The Court agrees with Magistrate Bucklo that summary judgment should be entered in favor of defendants. Because the Magistrate's Report contains an excellent analysis of this case, the court sees no reason to add more, and adopts the Report and Recommendation in full. The Report follows in an appendix to this opinion.
Defendants' motion for summary judgment is hereby granted.
REPORT AND RECOMMENDATION
James Boyd has filed a one-count complaint based on 42 U.S.C. § 1983 against Chicago police officers Kenneth Angarone and Amie Parisi, alleging that the defendants violated his constitutional rights by arresting him without probable cause, and by using excessive force during the arrest. Jurisdiction and venue are proper, and the case has been referred to me for a report and recommendation on the defendants' motion for summary judgment. I recommend that the defendants' motion be granted.

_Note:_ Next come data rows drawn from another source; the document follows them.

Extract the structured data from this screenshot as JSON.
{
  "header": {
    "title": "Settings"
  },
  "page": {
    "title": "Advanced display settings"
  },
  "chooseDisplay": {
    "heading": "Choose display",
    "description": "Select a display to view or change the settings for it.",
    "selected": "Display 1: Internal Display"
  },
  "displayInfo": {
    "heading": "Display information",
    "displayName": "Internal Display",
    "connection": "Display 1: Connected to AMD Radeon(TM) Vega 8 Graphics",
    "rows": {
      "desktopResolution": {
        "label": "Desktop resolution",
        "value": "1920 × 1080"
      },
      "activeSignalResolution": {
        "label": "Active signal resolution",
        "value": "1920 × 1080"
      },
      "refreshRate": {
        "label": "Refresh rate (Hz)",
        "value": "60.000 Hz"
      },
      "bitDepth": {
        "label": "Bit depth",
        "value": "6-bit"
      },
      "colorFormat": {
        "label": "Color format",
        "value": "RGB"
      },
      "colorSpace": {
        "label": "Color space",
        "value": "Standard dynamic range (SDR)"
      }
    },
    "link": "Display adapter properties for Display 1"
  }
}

On September 14, 1987, Mr. Boyd was a Chicago Transit Authority ("CTA") bus driver who worked out of the CTA's North Park garage. Defendants' Rule 12(e) Statement para. 4. On that date, at approximately 9:15 a.m., Officers Parisi and Angarone were directed to Cuneo Hospital in Chicago to investigate the rape of a 12-year-old girl. Rule 12(e) Statement para. 6. At the hospital, the officers learned from Sergeant Dennis Ross and Officer Timothy Fallon that the rape victim had identified her attacker as "Jimmy Boyd," her mother's boyfriend. According to the victim's mother, Mr. Boyd was a CTA bus driver who worked out of the CTA's North Park garage. The victim's mother also gave the officers Jimmy Boyd's badge number. Rule 12(e) Statement para. 7. Officer Fallon told Officers Angarone and Parisi that he had called the CTA's North Park garage and had been told by CTA Supervisor Heron that "Jimmy Boyd," Badge No. 7982, was working that morning in Evanston, and would be driving by the intersection of Sherman and Davis Streets at approximately 10 a.m. Rule 12(e) ...